Lastly, sleep is extremely important. Sleep is when our bodies repair the damages done during the day and builds muscle. It recharges our bodies. It rids the body of toxins. You may find you want to sleep more during high mileage training. That is normal. It’s your body’s way of recovering.

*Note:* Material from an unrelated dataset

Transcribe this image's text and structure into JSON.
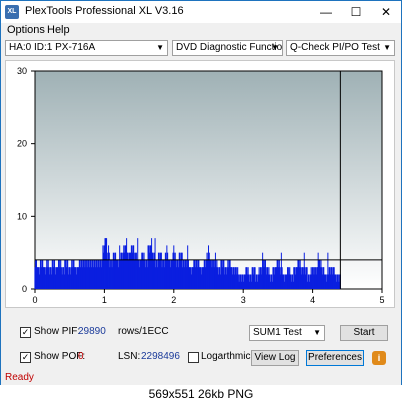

Marathon running is not only physical, it’s mental. How do you deal with the hard workouts? How will you make it through the dreaded wall? It’s about motivation. Why am I running the marathon? How willing am I to go through the pain to succeed? I run because I love to run. I marathon because I love the challenge. It pits me against myself. I remember running a race where everything was going wrong. Ironically, I was well-trained. I was having a horrible day. The marathon had one final long, steep hill. After that, it was a downhill run to the finish. I felt awful. I was exhausted and really just wanted to stop running. But, I told myself I would make it to the top. I looked over to the side. The race managers had put out signs to encourage the runners. “Only 1/4 to go.” Only. Really? What a stupid word! For some reason, that sign took my moxie out. I walked. Why? After I read the sign, my mind immediately chirped in, “I can’t run this hill for another 1/4 mile. I suck. This stinks.” And assorted four letter words. What could be different? “Hey! I already ran over half way up this hill. I can kick the last 1/4 mile!” “I may be tired but I’m strong.” Attitude. It’s not so much what we experience as it is how we describe it to ourselves. When we use negative words, it brings negative energy. It tears us down and leads to a drop in confidence. If we use positive words or descriptions, it builds confidence and brings positive energy. It’s challenging when we notice pain, fatigue, or discomfort. Dwelling on the discomfort, we become more aware of the discomfort. It becomes larger. If we find a way to describe the discomfort in a way that is positive or empowering, it lessens its importance to us. This is also part of mindfulness. “It’s ok that I’m tired. It means I’m challenging myself and improving.” “I can make it up this hill. I’m already half way there.” “I can do this for 3 more miles.” In the end, it’s our minds that will get us over the finish line. Our bodies follow.
Currently, I am training for a half marathon in July; Missoula MT. Those of you who have followed my blog know about my injury in a car accident. I suffered a traumatic brain injury. This will be my first long race after the accident. Training for this race has been a difficult undertaking. My body no longer has the same level of stamina. I’m also much more sensitive to light, sound, and motion. I have to carefully monitor my hydration and blood sugar. If I get out of balance, I will pay the price with a migraine. Yet, this “only half” marathon I am running is much more important to me than any of my other full marathon races. Running has been a part of my life since I was in fourth grade and won my first running ribbon. Completing this half will be a huge accomplishment. I am still a runner. I also want to use the race to raise awareness of Traumatic Brain Injury. The training has been brutal. In addition to the regular challenges of increasing stamina and distance, I also fight with the ongoing symptoms of TBI. It’s exhausting. But, every day I run is a victory! Keep movig forward! Good luck with your training. And great racing to you!